As someone relatively new to the PS VR scene, I was looking forward to playing the Unearthing Mars “experience.” Will it be out of this world or space junk? Read our Unearthing Mars review to find out!
You’re part of a space expedition team investigating the secrets of Mars. You take the role of the Co-pilot, a member of the retrieval team sent to recover bits of the mysterious Phobos satellite believed to hold clues to an ancient civilization on Mars…
You start in a room with a central console with a floating interactive Martian globe. From here, you can spin it round and choose chapters of the story. Looking around the room, you’ll find that it’s nicely laid out. Turning around to look behind you gives you a nice view of some of the space station and a great view of the planet. At this point, you start to think: “Well, this is going to be interesting.”
Clicking the first level button takes you into “Experience Mode” where you’re sent back to the same room but with two characters: Commander Catherine, a blonde wooden character that seems to make me lose interest immediately in what she has to say, and Simpson, another very boringly voiced character that seems to be there to give Commander Catherine a boost of confidence. The lip syncing is poor, and I found myself beating the orbiting moons on the central console image about to see if I could get them to fly through the commander’s head when coming back into orbit.
The next chapter puts you in a shuttle that is heading down to Mars to meet up with Charlie, a very robotic sounding robot- I found this part quite entertaining as you get to fiddle arund with buttons and, on the odd occasion that you need to do something for the mission, you’re always pointed in the right direction. I found on the right-hand side of the console a “radio” that played three or so different tunes of varying drum and bass beats – this made the tedious trip a bit more bearable so that I didn’t have to Catherine droning on with her emotionless voice.
After a few minutes, the next chapter loading screen comes into play. Once I was thrown into the Martian atmosphere, all manner of issues arise due to “Dust Devils” – the commander goes on and on about these for some time (all the time I tried to ignore her whilst dancing to the D&B on the radio). After a really long sequence of events and some incredibly poor parking on the commander’s behalf, we land on Mars! “Yay,” I think. “Time to go explore and have a walk around.”
After some fumbling around for a door switch, we go outside to await the rescue team with Charlie 3, the non-enigmatic robot. You move around by teleporting to set locations. The amusing thing is that when you press the button to teleport is sends out a location stream that just looks like you’re in the woods and got caught short (blokes only). I am not a fan of the teleport mechanic and think the whole experience would be loads better if there were some sort of free roam.
The graphics of the terrain is nice from a distance, but when you get close, it’s flat and uninteresting. It reminds me of textures back in the day with Half-Life, you know, from 1998, and not the next-gen graphics we have come to love. The game looks pretty uninteresting while in 1080p and does not seem to be enhanced for the PS4 PRO.
We soon figure out that the commander’s life support is bust, so we have to head back for another one.

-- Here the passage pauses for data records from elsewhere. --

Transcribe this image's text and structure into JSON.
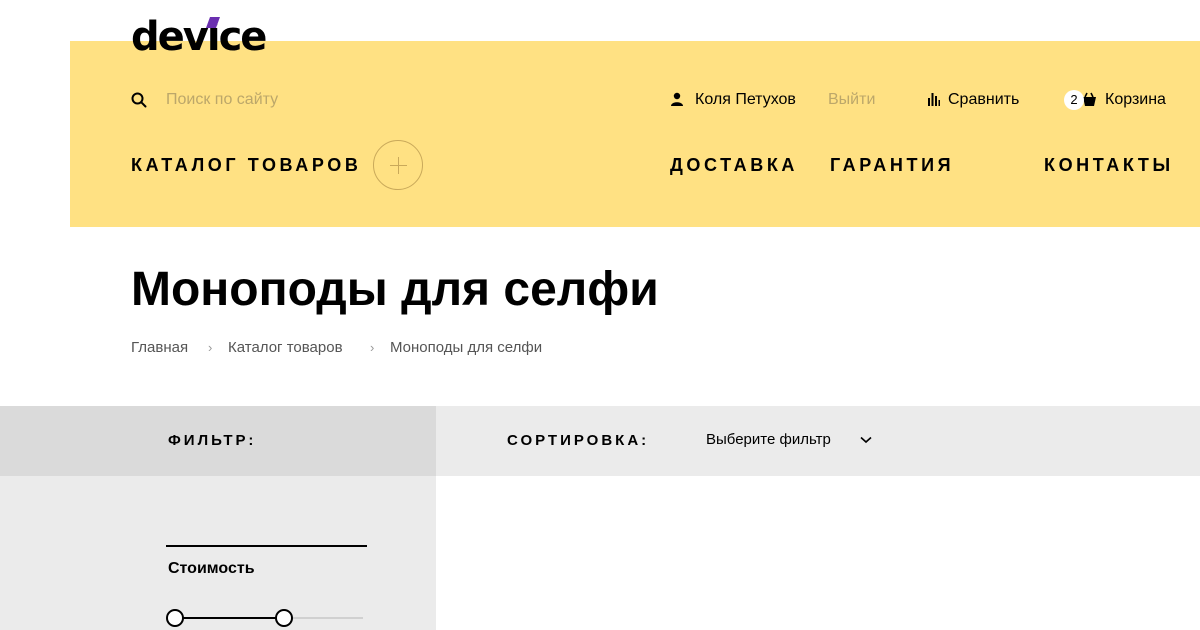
{
  "brand": {
    "logo_text_pre": "dev",
    "logo_text_i": "i",
    "logo_text_post": "ce",
    "accent_color": "#6a2fb0"
  },
  "header": {
    "background": "#ffe183",
    "search": {
      "placeholder": "Поиск по сайту",
      "value": ""
    },
    "user": {
      "name": "Коля Петухов",
      "logout_label": "Выйти"
    },
    "compare_label": "Сравнить",
    "cart": {
      "label": "Корзина",
      "count": "2"
    },
    "nav": {
      "catalog": "КАТАЛОГ ТОВАРОВ",
      "delivery": "ДОСТАВКА",
      "warranty": "ГАРАНТИЯ",
      "contacts": "КОНТАКТЫ"
    }
  },
  "page": {
    "title": "Моноподы для селфи",
    "breadcrumbs": [
      {
        "label": "Главная"
      },
      {
        "label": "Каталог товаров"
      },
      {
        "label": "Моноподы для селфи"
      }
    ],
    "breadcrumb_separator": "›"
  },
  "toolbar": {
    "filter_label": "ФИЛЬТР:",
    "sort_label": "СОРТИРОВКА:",
    "sort_value": "Выберите фильтр"
  },
  "filters": {
    "price": {
      "title": "Стоимость",
      "range_min_fraction": 0.0,
      "range_max_fraction": 0.57
    }
  },
  "icons": {
    "search": "search-icon",
    "user": "user-icon",
    "compare": "bar-chart-icon",
    "cart": "shopping-bag-icon",
    "catalog_toggle": "plus-icon",
    "sort": "chevron-down-icon"
  }
}
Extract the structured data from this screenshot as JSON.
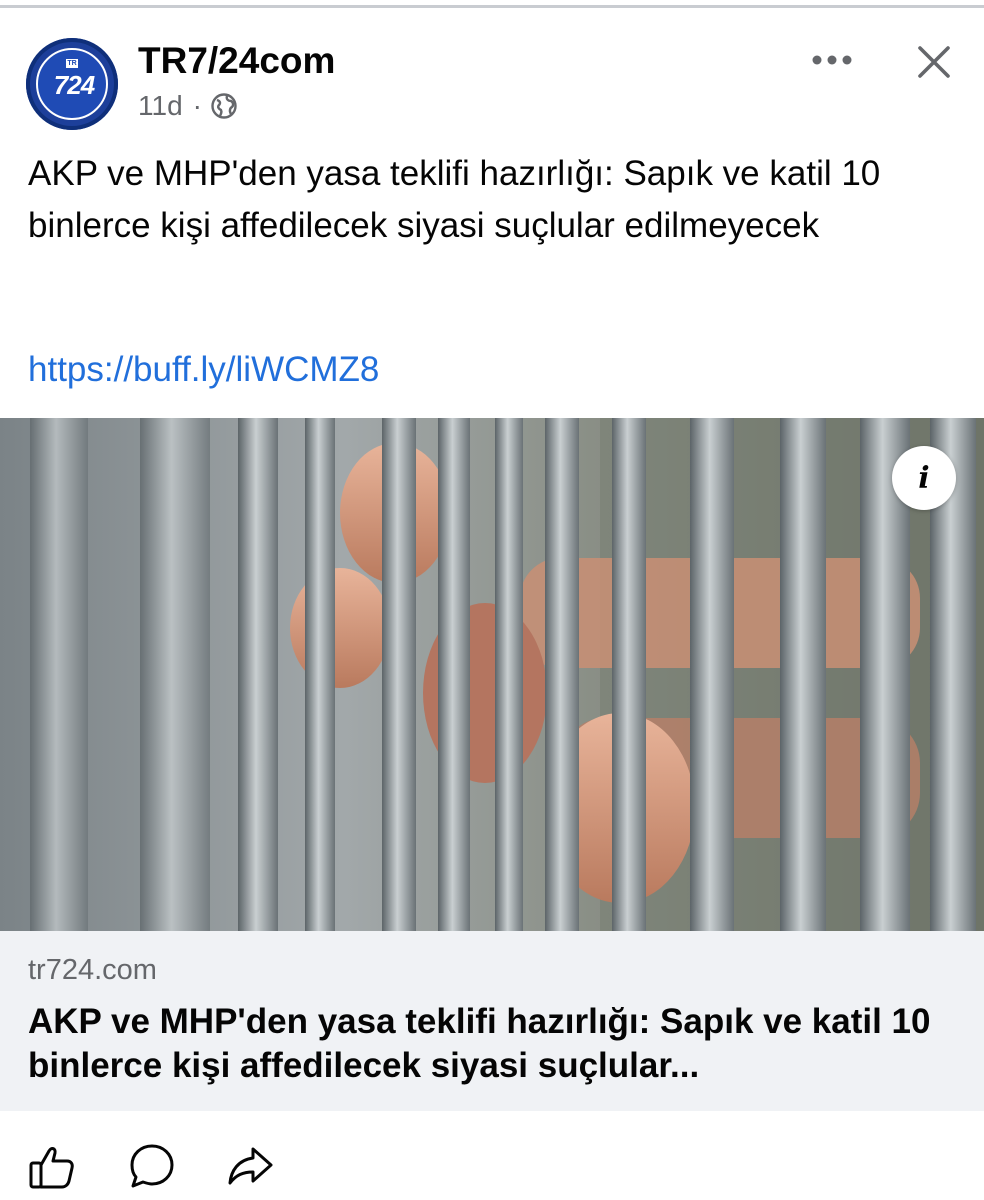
{
  "post": {
    "page_name": "TR7/24com",
    "avatar_text": "724",
    "avatar_badge": "TR",
    "time": "11d",
    "separator": "·",
    "audience_icon": "globe-icon",
    "more_icon": "more-icon",
    "close_icon": "close-icon",
    "text": "AKP ve MHP'den yasa teklifi hazırlığı: Sapık ve katil 10 binlerce kişi affedilecek siyasi suçlular edilmeyecek",
    "link_text": "https://buff.ly/liWCMZ8"
  },
  "preview": {
    "info_label": "i",
    "domain": "tr724.com",
    "title": "AKP ve MHP'den yasa teklifi hazırlığı: Sapık ve katil 10 binlerce kişi affedilecek siyasi suçlular..."
  },
  "actions": {
    "like_icon": "thumbs-up-icon",
    "comment_icon": "comment-icon",
    "share_icon": "share-icon"
  },
  "colors": {
    "link": "#216fdb",
    "muted": "#65676b",
    "card_bg": "#f0f2f5",
    "brand": "#1f4bb5"
  }
}
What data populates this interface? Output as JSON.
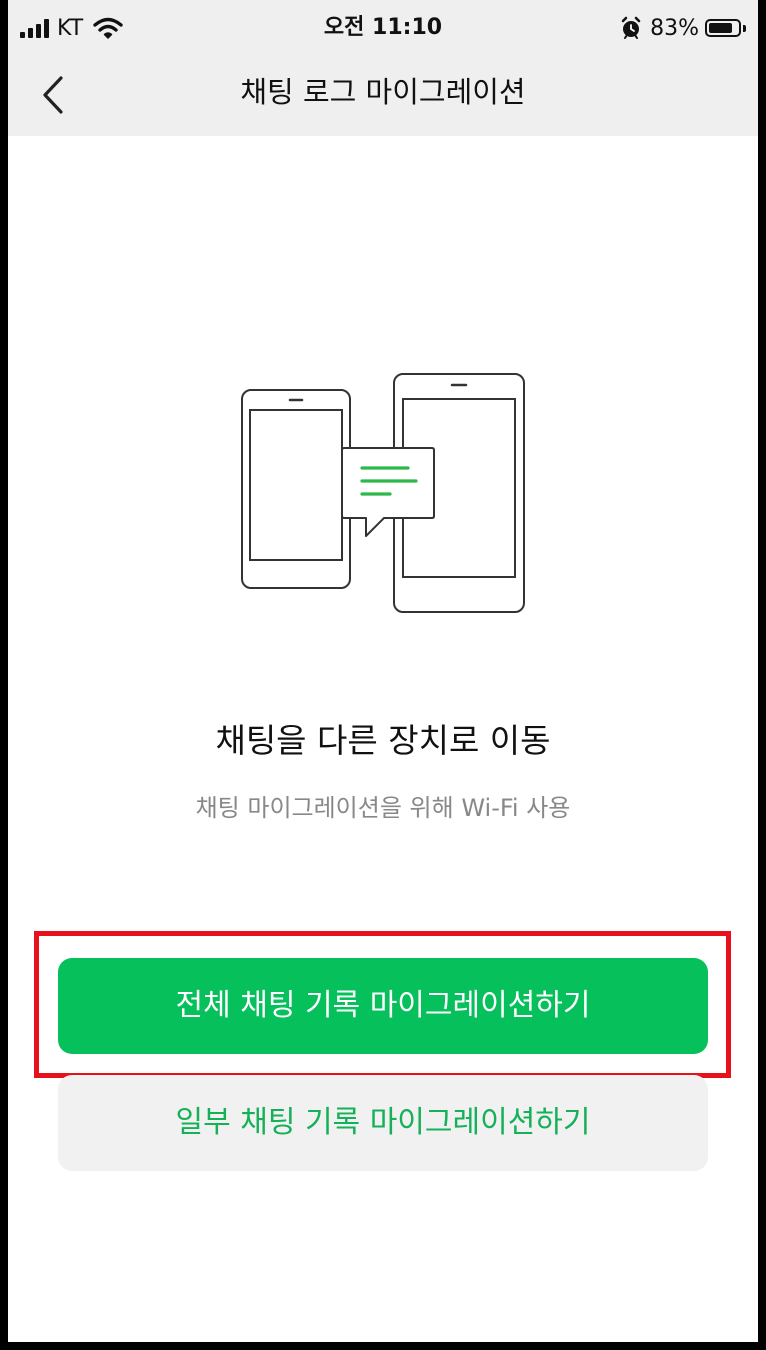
{
  "status_bar": {
    "carrier": "KT",
    "time": "오전 11:10",
    "battery_percent": "83%",
    "battery_level": 0.83,
    "icons": [
      "signal-icon",
      "wifi-icon",
      "alarm-icon",
      "battery-icon"
    ]
  },
  "nav": {
    "title": "채팅 로그 마이그레이션",
    "back_icon": "chevron-left-icon"
  },
  "illustration": {
    "icon": "phones-migration-icon",
    "accent_color": "#2db84a"
  },
  "content": {
    "title": "채팅을 다른 장치로 이동",
    "subtitle": "채팅 마이그레이션을 위해 Wi-Fi 사용"
  },
  "buttons": {
    "migrate_all": "전체 채팅 기록 마이그레이션하기",
    "migrate_partial": "일부 채팅 기록 마이그레이션하기"
  },
  "colors": {
    "primary_green": "#06c05c",
    "secondary_text_green": "#15b158",
    "highlight_red": "#e8101b",
    "header_bg": "#efefef"
  }
}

You take on the role of finding the correct pack in cupboards, then fitting it to her back. Soon (but not soon enough), Charlie 3 turns up in his Mars buggy to save you.
In the next scene, you get to use the Move controllers to control the buggy from a third-person perspective, which is not ideal, but I can see why they have done it that way. Took me a while to figure out that you need to press a button to keep your view behind the buggy or it just disappears into the distance. The buggy is fun to drive for a bit, but following the light columns that Charlie 3 has set out for you does get a bit boring
Over the next few chapters, you go around collecting things, plus use a cutting torch from your backpack to cut rocks from around crystals (that bit is pretty to look at!). After taking a few of the crystals, you suffer some neural damage – so says Charlie 3! In the cavern, you are teased with Martian creatures in the shadows, but they never appear, which disappointing. After a cutscene, you emerge to meet up with some ancient Martian pig trolls. Apparently, you have to feed the pig trolls to move on. There is one particularly hungry pig troll, and it took me a while to figure this out.
After a bit, you end up getting a shield and a gun waaay past the middle of the game, all the way in Chapter 9. Now you get to fight off alien robot creatures, which is quite enjoyable. I have to be honest: it took me three attempts to complete this section, but part of it had to do with how the framerate basically died making the game almost unplayable, which is inexcusable since I was playing the game in PS VR with the extra power of my PS4 Pro.
If only they had put more interactive chapters like this one (even with the bugs!), then this adventure experience would have been much more entertaining and not feel like it’s a chore. I didn’t hate the game, but I did find it most of it uninteresting, and certainly the whole package was not enough to keep me engaged. The story is interesting at times but then does not seem to go anywhere for a while. It feels as if several of the chapters got added just to pad the overall playing time.
I’m not a fan of the teleporting mechanics but found that after a while I got used to it, but the lack of free roam and just specific points to teleport to kinda kills it for me. If you have run out of PS VR experiences and this one is on sale, then you’ll probably be able to justify the purchase. But as is, you’d be better off spending your hard-earned money on something else.
This Unearthing Mars review is based on a PS VR copy provided by Winking Entertainment.